Talk:Abbreviations and Acronyms

From Wazeopedia

Relevant Standards

AS/NZS 4819:2011 covers naming of roads and localities, and recording and mapping the related information. Thus, AS4819 is the appropriate recognised standard for Waze mapping to use. It contains an Appendix A with a list of "Road Types" and the associated abbreviations.

AS 4590.1:2017, "Interchange of Client Information" provides standard data elements and formats for computer data storage and interchange. It has been aligned with AS/NZS 4819, and contains Table C1, "Road Abbreviations", which is the same as Appendix A of AS/NZS 4819:2011 except that it omits "Ct" for "Court".

AS 1742 is the Manual Of Uniform Traffic Control Devices. Part 5 specifies requirements for the design and use of street name and community facility name signs on all types of roads except expressway type roads. It contains an Appendix D with a list of "Street Types" and the associated abbreviations. It contains a Note: "These abbreviations for street types are for use on street name signs, displayed on streets. When abbreviating street types in any digital exchange or storage system, the abbreviations in AS/NZS 4819 and AS 4590 shall be adhered to."

The AS4819 entries for LANE, LOOP, MALL, MEWS, PATH, RAMP, RISE, VIEW, WALK, and WAY have been omitted from our table of abbreviations, as their "abbreviation" is the same as the full word, and they are covered by the advice "If no abbreviation is given in this table, then spell out the word in full".

The Google Geocoding API specifies ( that addresses should be in the format used by the national postal service of the country concerned. For Australia, that would be Australia Post. Their convention, described at /content/dam/auspost_corp/media/documents/australia-post-addressing-standards-1999.pdf says it is based on the (superseded) AS4590:1999 standard. It contains just 18 street type abbreviations, of which Ave and Cres are the only ones that conflict with AS 4819.

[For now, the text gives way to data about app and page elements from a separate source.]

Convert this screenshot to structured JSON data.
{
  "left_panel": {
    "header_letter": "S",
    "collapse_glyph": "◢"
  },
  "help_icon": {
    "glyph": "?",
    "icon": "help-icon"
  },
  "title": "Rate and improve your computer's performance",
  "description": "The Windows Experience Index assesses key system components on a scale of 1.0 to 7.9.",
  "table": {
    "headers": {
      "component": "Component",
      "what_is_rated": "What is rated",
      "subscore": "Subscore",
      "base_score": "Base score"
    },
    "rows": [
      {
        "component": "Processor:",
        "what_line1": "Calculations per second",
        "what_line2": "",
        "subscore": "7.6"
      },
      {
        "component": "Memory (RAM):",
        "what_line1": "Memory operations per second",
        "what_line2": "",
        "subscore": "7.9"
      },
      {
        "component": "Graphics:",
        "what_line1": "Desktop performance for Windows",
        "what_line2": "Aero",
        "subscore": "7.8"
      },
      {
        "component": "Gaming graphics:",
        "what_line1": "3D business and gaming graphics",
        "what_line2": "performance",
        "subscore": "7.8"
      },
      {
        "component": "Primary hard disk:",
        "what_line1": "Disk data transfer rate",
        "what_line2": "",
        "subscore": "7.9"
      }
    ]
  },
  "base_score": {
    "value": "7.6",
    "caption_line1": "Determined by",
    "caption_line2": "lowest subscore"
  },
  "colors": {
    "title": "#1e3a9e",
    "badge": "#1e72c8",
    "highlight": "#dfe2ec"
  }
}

St meaning Saint or Street

The TTS currently pronounces "St" as "Street" if it is the last element in a sentence, or is immediately followed by one of North/South/East/West at the end of a sentence. Otherwise it is pronounced as "Saint". This appears to be be the best compromise, bearing in mind the following requirements of AS/NS 4819:2011:

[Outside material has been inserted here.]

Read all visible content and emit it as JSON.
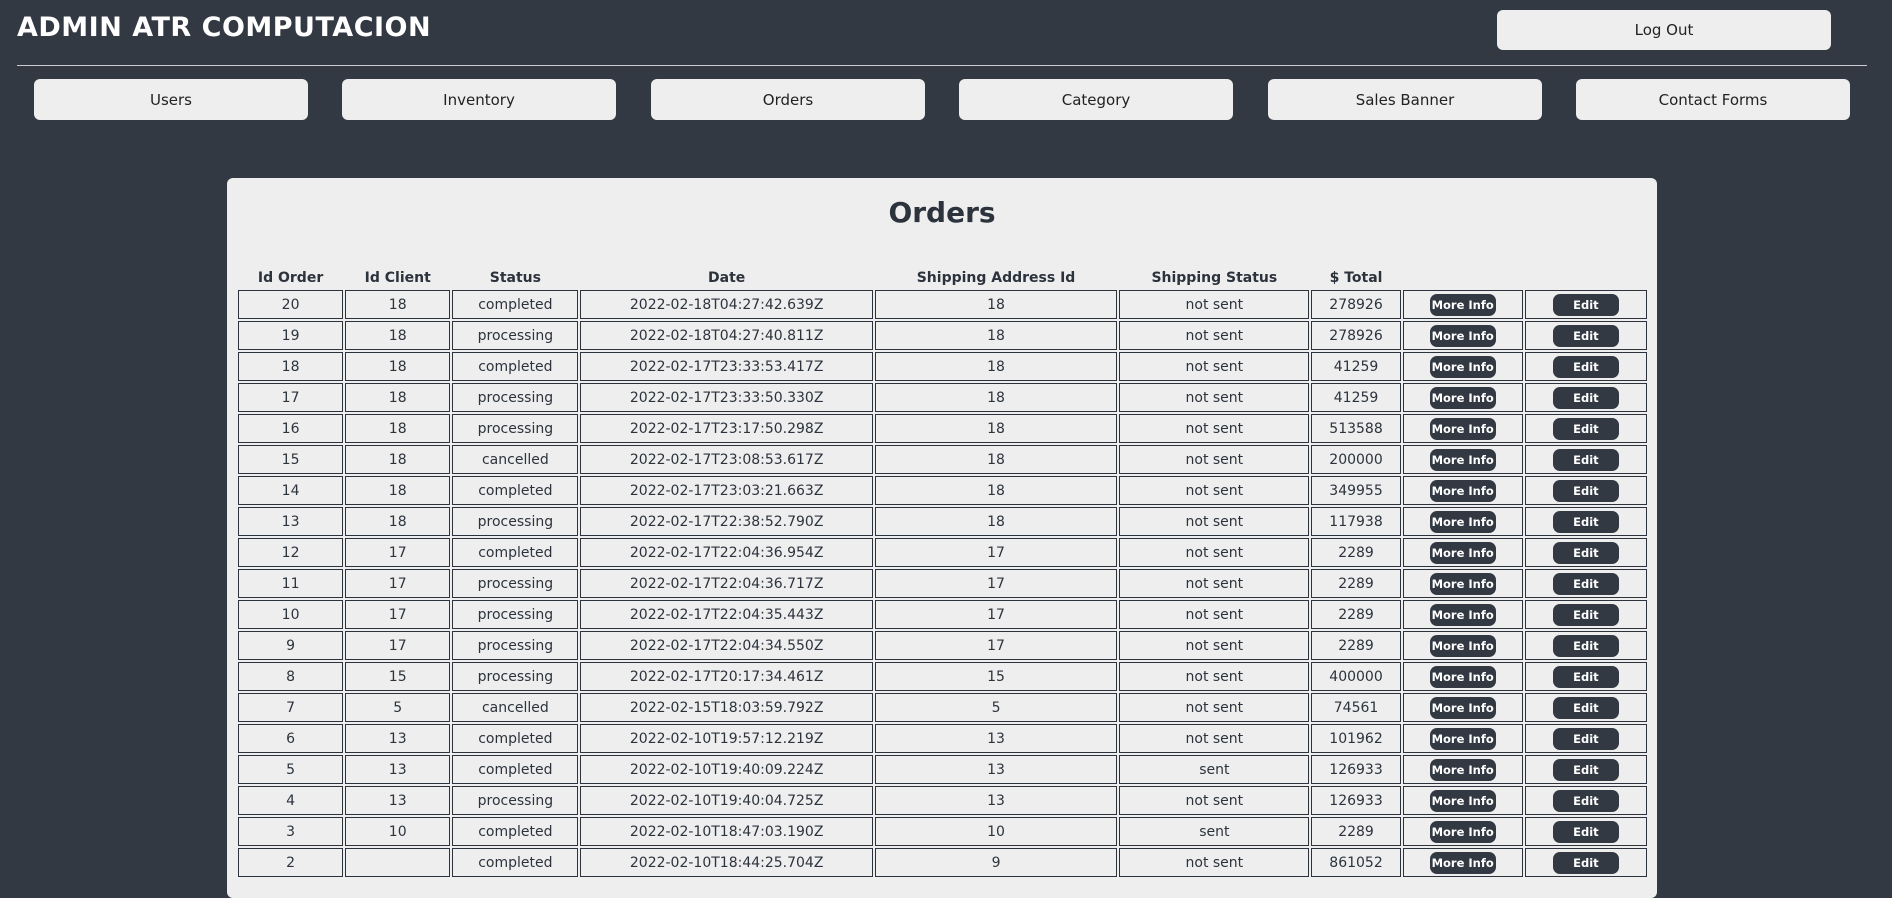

  • (4.3) Every road name shall consist of a name element followed by a road type. (4.4.11) A road type shall not be included in the name part of a road name. [This means that "St" meaning Street should not be part of the name element]
  • (3.5.2) A locality name shall not be abbreviated or contain an abbreviation [...] except that "St" shall be used for "Saint". (4.7.2) A road name shall not be abbreviated or contain an abbreviation [...] except that "St" shall be used for "Saint". [This means that "St" in a name element or locality name means "Saint".]
  • (3.5.5) A locality name shall not include a full stop. (4.7.6) A road name shall not include a full stop. [This means that using a full stop to distinguish between the different meanings of "St" is undesirable.]

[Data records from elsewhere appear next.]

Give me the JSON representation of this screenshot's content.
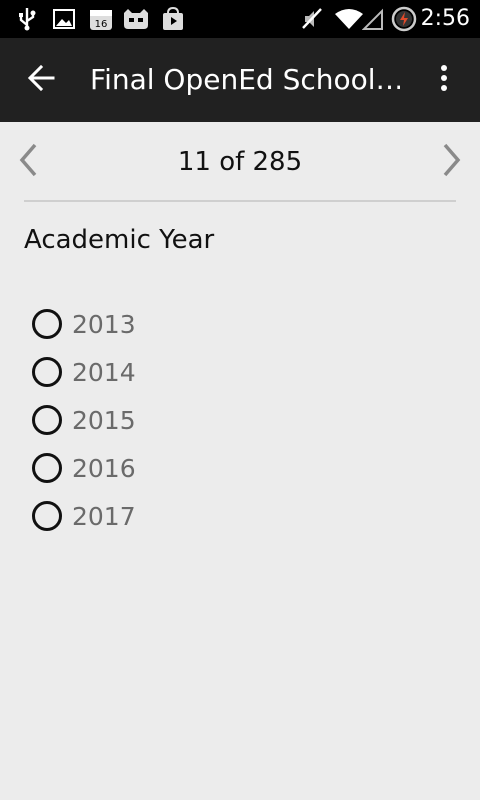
{
  "status_bar": {
    "time": "2:56",
    "icons": [
      "usb-icon",
      "image-icon",
      "calendar-icon",
      "cyanogen-icon",
      "play-store-icon",
      "mute-icon",
      "wifi-icon",
      "signal-icon",
      "battery-charging-icon"
    ]
  },
  "app_bar": {
    "title": "Final OpenEd School…",
    "back_icon": "arrow-back-icon",
    "menu_icon": "overflow-menu-icon"
  },
  "pager": {
    "counter": "11 of 285"
  },
  "question": {
    "label": "Academic Year"
  },
  "options": [
    {
      "label": "2013",
      "selected": false
    },
    {
      "label": "2014",
      "selected": false
    },
    {
      "label": "2015",
      "selected": false
    },
    {
      "label": "2016",
      "selected": false
    },
    {
      "label": "2017",
      "selected": false
    }
  ]
}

(Observation from stevethompson49(3) - Steve in Discord 14 Feb 2019 at 5:10 PM "This Street v Saint thing in TTS has been going on, on and off, for as long as I've been using Waze. #JustSaying")

On the frequency of road suffixes:

We may not need to have official abbreviations for every conceivable road suffix. The old list (prior to Dec 2018) contained about 170 abbreviations. Based on SA road names, the 10 suffixes Road, Street, Avenue, Highway, Drive, Terrace, Track, Court, Lane and Crescent cover 95.3% of all segments. Adding another 10 (Way, Place, Parade, Grove, Circuit, Close, Boulevard, Freeway, Walk and Expressway) brings the total to 99.2%. If we provided a rule saying "suffixes not appearing in the table should be spelled out in full", we could cut the table down from 170 entries to 18. ("Walk" and "Lane" don't have abbreviations.) If editors followed that rule, we would cut down the incidents of people making up non-standard abbreviations but still get 99% of the benefit of shortened names